PROBLEM DETAILS =>
As the answer, give every line of the records that includes the word "message".

RECORDS SUPPLIED =>
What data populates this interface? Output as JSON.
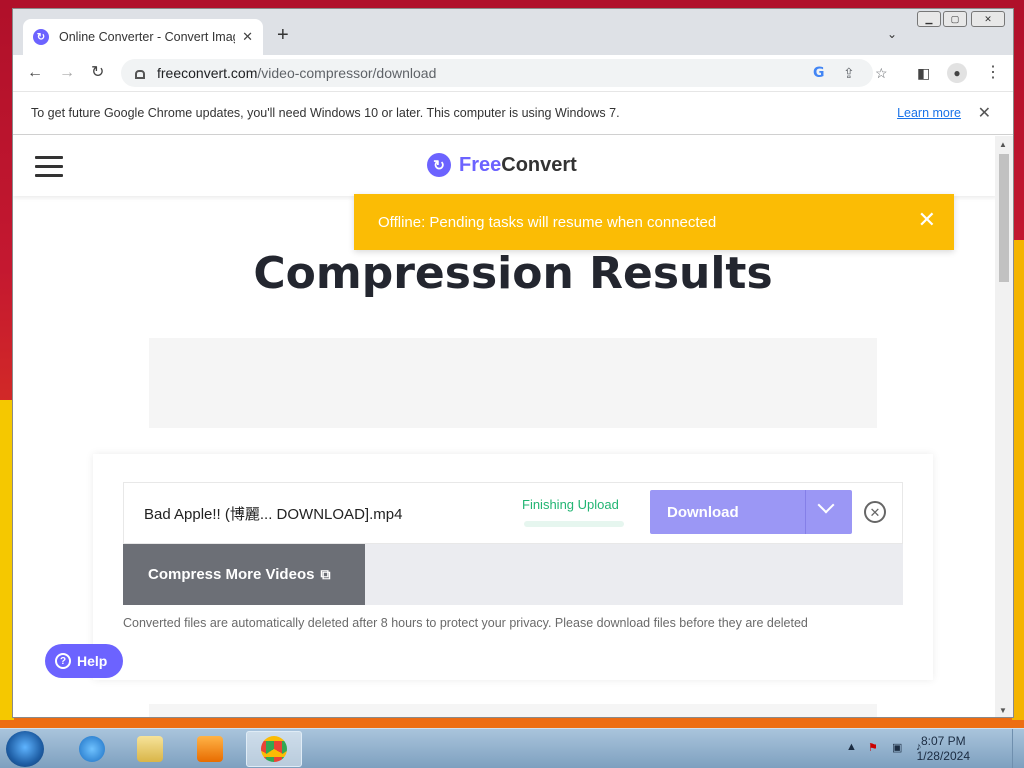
{
  "browser": {
    "tab_title": "Online Converter - Convert Imag",
    "address_domain": "freeconvert.com",
    "address_path": "/video-compressor/download"
  },
  "infobar": {
    "message": "To get future Google Chrome updates, you'll need Windows 10 or later. This computer is using Windows 7.",
    "learn_more": "Learn more"
  },
  "site": {
    "logo_part1": "Free",
    "logo_part2": "Convert"
  },
  "toast": {
    "message": "Offline: Pending tasks will resume when connected"
  },
  "main": {
    "title": "Compression Results",
    "file_name": "Bad Apple!! (博麗... DOWNLOAD].mp4",
    "status": "Finishing Upload",
    "download_label": "Download",
    "compress_more_label": "Compress More Videos",
    "note": "Converted files are automatically deleted after 8 hours to protect your privacy. Please download files before they are deleted"
  },
  "help_label": "Help",
  "taskbar": {
    "time": "8:07 PM",
    "date": "1/28/2024"
  },
  "colors": {
    "brand": "#6c63ff",
    "toast": "#fbbc05",
    "status_green": "#22b573"
  }
}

RESPONSE =>
    "message": "To get future Google Chrome updates, you'll need Windows 10 or later. This computer is using Windows 7.",
    "message": "Offline: Pending tasks will resume when connected"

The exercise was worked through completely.